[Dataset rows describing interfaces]
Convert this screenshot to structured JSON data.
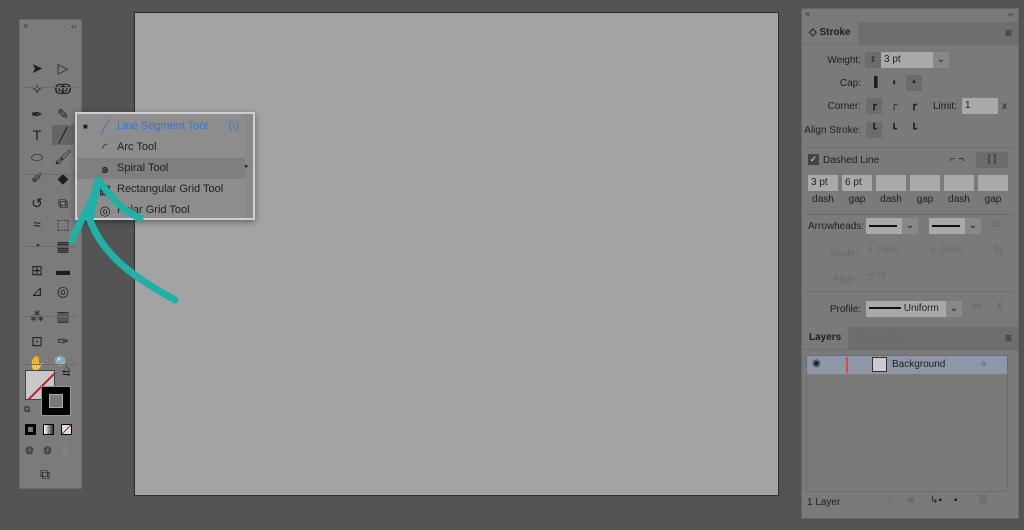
{
  "toolbar": {
    "tools": [
      {
        "name": "selection-tool",
        "glyph": "➤"
      },
      {
        "name": "direct-selection-tool",
        "glyph": "▷"
      },
      {
        "name": "magic-wand-tool",
        "glyph": "✧"
      },
      {
        "name": "lasso-tool",
        "glyph": "ↂ"
      },
      {
        "name": "pen-tool",
        "glyph": "✒"
      },
      {
        "name": "curvature-tool",
        "glyph": "✎"
      },
      {
        "name": "type-tool",
        "glyph": "T"
      },
      {
        "name": "line-segment-tool",
        "glyph": "╱"
      },
      {
        "name": "ellipse-tool",
        "glyph": "⬭"
      },
      {
        "name": "paintbrush-tool",
        "glyph": "🖌"
      },
      {
        "name": "shaper-tool",
        "glyph": "✐"
      },
      {
        "name": "eraser-tool",
        "glyph": "◆"
      },
      {
        "name": "rotate-tool",
        "glyph": "↺"
      },
      {
        "name": "scale-tool",
        "glyph": "⧉"
      },
      {
        "name": "width-tool",
        "glyph": "≈"
      },
      {
        "name": "free-transform-tool",
        "glyph": "⬚"
      },
      {
        "name": "shape-builder-tool",
        "glyph": "◔"
      },
      {
        "name": "perspective-grid-tool",
        "glyph": "▦"
      },
      {
        "name": "mesh-tool",
        "glyph": "⊞"
      },
      {
        "name": "gradient-tool",
        "glyph": "▬"
      },
      {
        "name": "eyedropper-tool",
        "glyph": "⊿"
      },
      {
        "name": "blend-tool",
        "glyph": "◎"
      },
      {
        "name": "symbol-sprayer-tool",
        "glyph": "⁂"
      },
      {
        "name": "column-graph-tool",
        "glyph": "▥"
      },
      {
        "name": "artboard-tool",
        "glyph": "⊡"
      },
      {
        "name": "slice-tool",
        "glyph": "✑"
      },
      {
        "name": "hand-tool",
        "glyph": "✋"
      },
      {
        "name": "zoom-tool",
        "glyph": "🔍"
      }
    ]
  },
  "flyout": {
    "items": [
      {
        "label": "Line Segment Tool",
        "shortcut": "(\\)",
        "icon": "╱",
        "active": true
      },
      {
        "label": "Arc Tool",
        "icon": "◜"
      },
      {
        "label": "Spiral Tool",
        "icon": "๑",
        "hover": true
      },
      {
        "label": "Rectangular Grid Tool",
        "icon": "▦"
      },
      {
        "label": "Polar Grid Tool",
        "icon": "◎"
      }
    ],
    "active_color": "#3b74c9"
  },
  "stroke": {
    "tab": "Stroke",
    "weight_label": "Weight:",
    "weight": "3 pt",
    "cap_label": "Cap:",
    "corner_label": "Corner:",
    "limit_label": "Limit:",
    "limit": "1",
    "limit_unit": "x",
    "align_label": "Align Stroke:",
    "dashed_label": "Dashed Line",
    "dashed_checked": true,
    "dash_fields": [
      {
        "value": "3 pt",
        "label": "dash"
      },
      {
        "value": "6 pt",
        "label": "gap"
      },
      {
        "value": "",
        "label": "dash"
      },
      {
        "value": "",
        "label": "gap"
      },
      {
        "value": "",
        "label": "dash"
      },
      {
        "value": "",
        "label": "gap"
      }
    ],
    "arrowheads_label": "Arrowheads:",
    "scale_label": "Scale:",
    "scale_start": "100%",
    "scale_end": "100%",
    "align_arrow_label": "Align:",
    "profile_label": "Profile:",
    "profile": "Uniform"
  },
  "layers": {
    "tabs": [
      "Layers",
      "Artboards"
    ],
    "rows": [
      {
        "name": "Background",
        "color": "#e0474c"
      }
    ],
    "count": "1 Layer"
  },
  "annotation": {
    "arrow_color": "#1fb0a6"
  }
}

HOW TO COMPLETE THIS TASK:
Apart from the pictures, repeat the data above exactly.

ANSWER TO THE EXERCISE:
Convert this screenshot to structured JSON data.
{
  "toolbar": {
    "tools": [
      {
        "name": "selection-tool",
        "glyph": "➤"
      },
      {
        "name": "direct-selection-tool",
        "glyph": "▷"
      },
      {
        "name": "magic-wand-tool",
        "glyph": "✧"
      },
      {
        "name": "lasso-tool",
        "glyph": "ↂ"
      },
      {
        "name": "pen-tool",
        "glyph": "✒"
      },
      {
        "name": "curvature-tool",
        "glyph": "✎"
      },
      {
        "name": "type-tool",
        "glyph": "T"
      },
      {
        "name": "line-segment-tool",
        "glyph": "╱"
      },
      {
        "name": "ellipse-tool",
        "glyph": "⬭"
      },
      {
        "name": "paintbrush-tool",
        "glyph": "🖌"
      },
      {
        "name": "shaper-tool",
        "glyph": "✐"
      },
      {
        "name": "eraser-tool",
        "glyph": "◆"
      },
      {
        "name": "rotate-tool",
        "glyph": "↺"
      },
      {
        "name": "scale-tool",
        "glyph": "⧉"
      },
      {
        "name": "width-tool",
        "glyph": "≈"
      },
      {
        "name": "free-transform-tool",
        "glyph": "⬚"
      },
      {
        "name": "shape-builder-tool",
        "glyph": "◔"
      },
      {
        "name": "perspective-grid-tool",
        "glyph": "▦"
      },
      {
        "name": "mesh-tool",
        "glyph": "⊞"
      },
      {
        "name": "gradient-tool",
        "glyph": "▬"
      },
      {
        "name": "eyedropper-tool",
        "glyph": "⊿"
      },
      {
        "name": "blend-tool",
        "glyph": "◎"
      },
      {
        "name": "symbol-sprayer-tool",
        "glyph": "⁂"
      },
      {
        "name": "column-graph-tool",
        "glyph": "▥"
      },
      {
        "name": "artboard-tool",
        "glyph": "⊡"
      },
      {
        "name": "slice-tool",
        "glyph": "✑"
      },
      {
        "name": "hand-tool",
        "glyph": "✋"
      },
      {
        "name": "zoom-tool",
        "glyph": "🔍"
      }
    ]
  },
  "flyout": {
    "items": [
      {
        "label": "Line Segment Tool",
        "shortcut": "(\\)",
        "icon": "╱",
        "active": true
      },
      {
        "label": "Arc Tool",
        "icon": "◜"
      },
      {
        "label": "Spiral Tool",
        "icon": "๑",
        "hover": true
      },
      {
        "label": "Rectangular Grid Tool",
        "icon": "▦"
      },
      {
        "label": "Polar Grid Tool",
        "icon": "◎"
      }
    ],
    "active_color": "#3b74c9"
  },
  "stroke": {
    "tab": "Stroke",
    "weight_label": "Weight:",
    "weight": "3 pt",
    "cap_label": "Cap:",
    "corner_label": "Corner:",
    "limit_label": "Limit:",
    "limit": "1",
    "limit_unit": "x",
    "align_label": "Align Stroke:",
    "dashed_label": "Dashed Line",
    "dashed_checked": true,
    "dash_fields": [
      {
        "value": "3 pt",
        "label": "dash"
      },
      {
        "value": "6 pt",
        "label": "gap"
      },
      {
        "value": "",
        "label": "dash"
      },
      {
        "value": "",
        "label": "gap"
      },
      {
        "value": "",
        "label": "dash"
      },
      {
        "value": "",
        "label": "gap"
      }
    ],
    "arrowheads_label": "Arrowheads:",
    "scale_label": "Scale:",
    "scale_start": "100%",
    "scale_end": "100%",
    "align_arrow_label": "Align:",
    "profile_label": "Profile:",
    "profile": "Uniform"
  },
  "layers": {
    "tabs": [
      "Layers",
      "Artboards"
    ],
    "rows": [
      {
        "name": "Background",
        "color": "#e0474c"
      }
    ],
    "count": "1 Layer"
  },
  "annotation": {
    "arrow_color": "#1fb0a6"
  }
}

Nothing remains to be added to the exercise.